In a last ditch effort Burling brought in fellow vegan and bassist Jason Grossman for a rehearsal. Though Burling was pleased with the results, it was clear that Nabilone was on its last legs.
In 2009, Burling called an official end to Nabilone though the band had played its last show more than a year prior.
These days Mayhew plays drums for Babymachine, whilst Glasgow now plays in blues band The Damn Fine Gentlemen. Smetanin and Ireland went on to form Mind at Large, and Burling is considering a project with his brother Adam, a bass player and also a committed vegan.

1998: Nabilone EP (CD, download, itunes)
2005: Doublethink (CD, download, itunes)
2006: Welcome to Australia/Kuradji Man single (download)
2008: Doublethink re-issue

Nabilone website
Nabilone myspace

A big 'thank-you' to Nathan Burling, Bec Mayhew & Chris Ireland for their invaluable input. Andrew Smetanin, Jay Hall & Danny Glasgow declined to comment.


  1. Did they decline to comment, or had they simply dropped off the radar...?

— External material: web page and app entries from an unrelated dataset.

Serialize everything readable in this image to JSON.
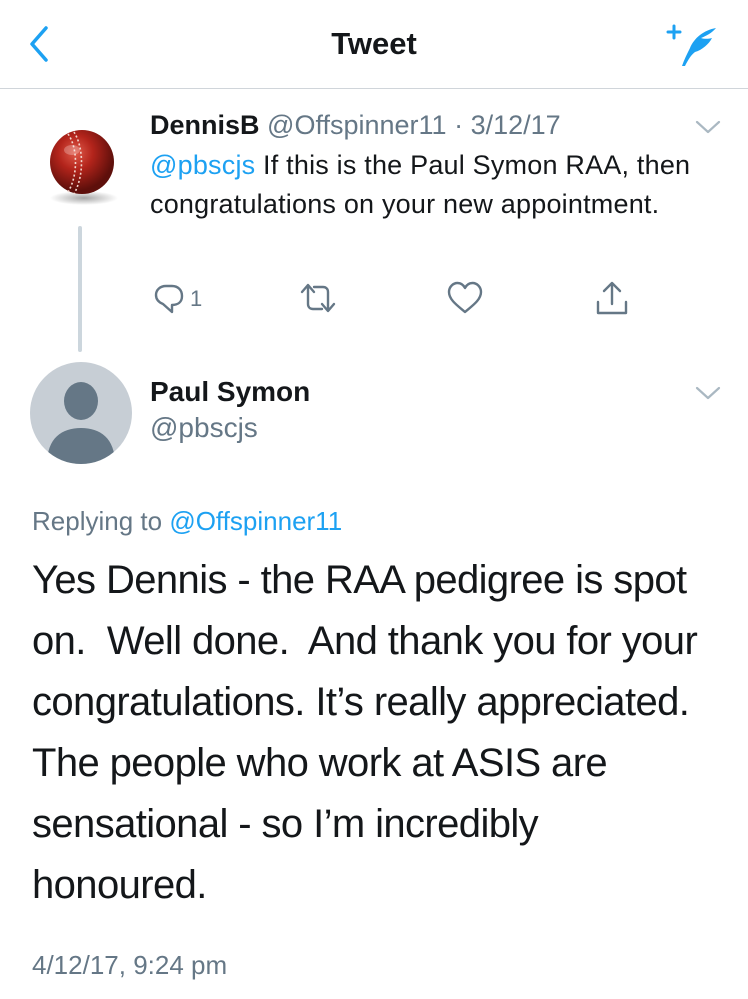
{
  "header": {
    "title": "Tweet",
    "back_icon": "chevron-left-icon",
    "compose_icon": "compose-tweet-icon",
    "accent_color": "#1da1f2"
  },
  "parent_tweet": {
    "display_name": "DennisB",
    "handle": "@Offspinner11",
    "separator": "·",
    "date": "3/12/17",
    "avatar": "cricket-ball-avatar",
    "mention": "@pbscjs",
    "text": "If this is the Paul Symon RAA, then congratulations on your new appointment.",
    "reply_count": "1",
    "action_icons": [
      "reply-icon",
      "retweet-icon",
      "like-icon",
      "share-icon"
    ]
  },
  "main_tweet": {
    "display_name": "Paul Symon",
    "handle": "@pbscjs",
    "avatar": "default-profile-avatar",
    "replying_prefix": "Replying to",
    "replying_to": "@Offspinner11",
    "text_lines": [
      "Yes Dennis - the RAA pedigree is spot",
      "on.  Well done.  And thank you for your",
      "congratulations. It’s really appreciated.",
      "The people who work at ASIS are",
      "sensational - so I’m incredibly",
      "honoured."
    ],
    "timestamp": "4/12/17, 9:24 pm"
  }
}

  2. No, Chris, Danny and Jay live together they must have known and they were sent emails to active accounts and Andrew is still in a band with Chris.....also Beck now plays in a band with Jay...he would have known about it....

  3. For the record, Andrew actively declined. Jay & Danny failed to respond.

  4. This profile/blog comes across as a little one-sided....

    But that said, hey, it's only rock 'n roll. I remember seeing and enjoying Nabilone play on several occasions so its nice to be reminded of them.

  5. I do make every effort to engage as many people as i can in these profiles. unfortunately not everybody wishes to take part. it's their choice, but i agree, the results can sometimes be one-sided. on the flipside sometimes too many cooks can spoil the broth as old tensions come to the fore and disputes arise over historical accuracies.

  6. Fair point, and I appreciate that you make an effort to approach other band members and that not everyone wants to be involved. I guess some people just aren't as into self-promotion as others....

    Anyway, I enjoy your blog and am glad you're doing such a cool thing in recognising and preserving our cultural output.